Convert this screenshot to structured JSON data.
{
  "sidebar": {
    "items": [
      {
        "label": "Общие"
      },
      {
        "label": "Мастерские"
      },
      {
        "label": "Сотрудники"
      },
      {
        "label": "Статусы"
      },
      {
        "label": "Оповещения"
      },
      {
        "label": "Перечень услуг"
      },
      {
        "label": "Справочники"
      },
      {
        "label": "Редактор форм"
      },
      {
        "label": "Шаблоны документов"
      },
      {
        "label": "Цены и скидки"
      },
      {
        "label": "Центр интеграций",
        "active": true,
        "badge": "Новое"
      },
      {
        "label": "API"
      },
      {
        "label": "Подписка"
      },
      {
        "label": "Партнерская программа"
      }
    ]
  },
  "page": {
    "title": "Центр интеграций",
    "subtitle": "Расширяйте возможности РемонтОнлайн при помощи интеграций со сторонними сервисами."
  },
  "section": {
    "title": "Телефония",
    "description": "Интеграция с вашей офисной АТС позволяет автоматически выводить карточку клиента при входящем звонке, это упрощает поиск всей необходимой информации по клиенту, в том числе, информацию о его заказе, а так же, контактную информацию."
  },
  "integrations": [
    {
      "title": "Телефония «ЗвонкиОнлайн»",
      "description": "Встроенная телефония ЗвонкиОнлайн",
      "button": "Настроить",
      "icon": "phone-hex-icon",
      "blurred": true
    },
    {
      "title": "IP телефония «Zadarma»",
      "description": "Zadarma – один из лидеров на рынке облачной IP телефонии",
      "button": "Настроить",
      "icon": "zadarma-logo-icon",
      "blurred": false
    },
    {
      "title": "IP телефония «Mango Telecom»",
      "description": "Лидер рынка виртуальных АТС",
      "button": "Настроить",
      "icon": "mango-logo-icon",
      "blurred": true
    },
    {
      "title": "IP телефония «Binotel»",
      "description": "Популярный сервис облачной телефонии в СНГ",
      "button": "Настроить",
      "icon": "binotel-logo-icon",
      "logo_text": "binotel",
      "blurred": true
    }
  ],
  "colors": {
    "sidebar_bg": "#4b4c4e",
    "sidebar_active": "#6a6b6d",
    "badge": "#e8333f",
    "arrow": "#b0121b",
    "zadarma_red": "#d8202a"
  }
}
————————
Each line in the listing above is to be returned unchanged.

Convert this screenshot to structured JSON data.
{
  "sidebar": {
    "items": [
      {
        "label": "Общие"
      },
      {
        "label": "Мастерские"
      },
      {
        "label": "Сотрудники"
      },
      {
        "label": "Статусы"
      },
      {
        "label": "Оповещения"
      },
      {
        "label": "Перечень услуг"
      },
      {
        "label": "Справочники"
      },
      {
        "label": "Редактор форм"
      },
      {
        "label": "Шаблоны документов"
      },
      {
        "label": "Цены и скидки"
      },
      {
        "label": "Центр интеграций",
        "active": true,
        "badge": "Новое"
      },
      {
        "label": "API"
      },
      {
        "label": "Подписка"
      },
      {
        "label": "Партнерская программа"
      }
    ]
  },
  "page": {
    "title": "Центр интеграций",
    "subtitle": "Расширяйте возможности РемонтОнлайн при помощи интеграций со сторонними сервисами."
  },
  "section": {
    "title": "Телефония",
    "description": "Интеграция с вашей офисной АТС позволяет автоматически выводить карточку клиента при входящем звонке, это упрощает поиск всей необходимой информации по клиенту, в том числе, информацию о его заказе, а так же, контактную информацию."
  },
  "integrations": [
    {
      "title": "Телефония «ЗвонкиОнлайн»",
      "description": "Встроенная телефония ЗвонкиОнлайн",
      "button": "Настроить",
      "icon": "phone-hex-icon",
      "blurred": true
    },
    {
      "title": "IP телефония «Zadarma»",
      "description": "Zadarma – один из лидеров на рынке облачной IP телефонии",
      "button": "Настроить",
      "icon": "zadarma-logo-icon",
      "blurred": false
    },
    {
      "title": "IP телефония «Mango Telecom»",
      "description": "Лидер рынка виртуальных АТС",
      "button": "Настроить",
      "icon": "mango-logo-icon",
      "blurred": true
    },
    {
      "title": "IP телефония «Binotel»",
      "description": "Популярный сервис облачной телефонии в СНГ",
      "button": "Настроить",
      "icon": "binotel-logo-icon",
      "logo_text": "binotel",
      "blurred": true
    }
  ],
  "colors": {
    "sidebar_bg": "#4b4c4e",
    "sidebar_active": "#6a6b6d",
    "badge": "#e8333f",
    "arrow": "#b0121b",
    "zadarma_red": "#d8202a"
  }
}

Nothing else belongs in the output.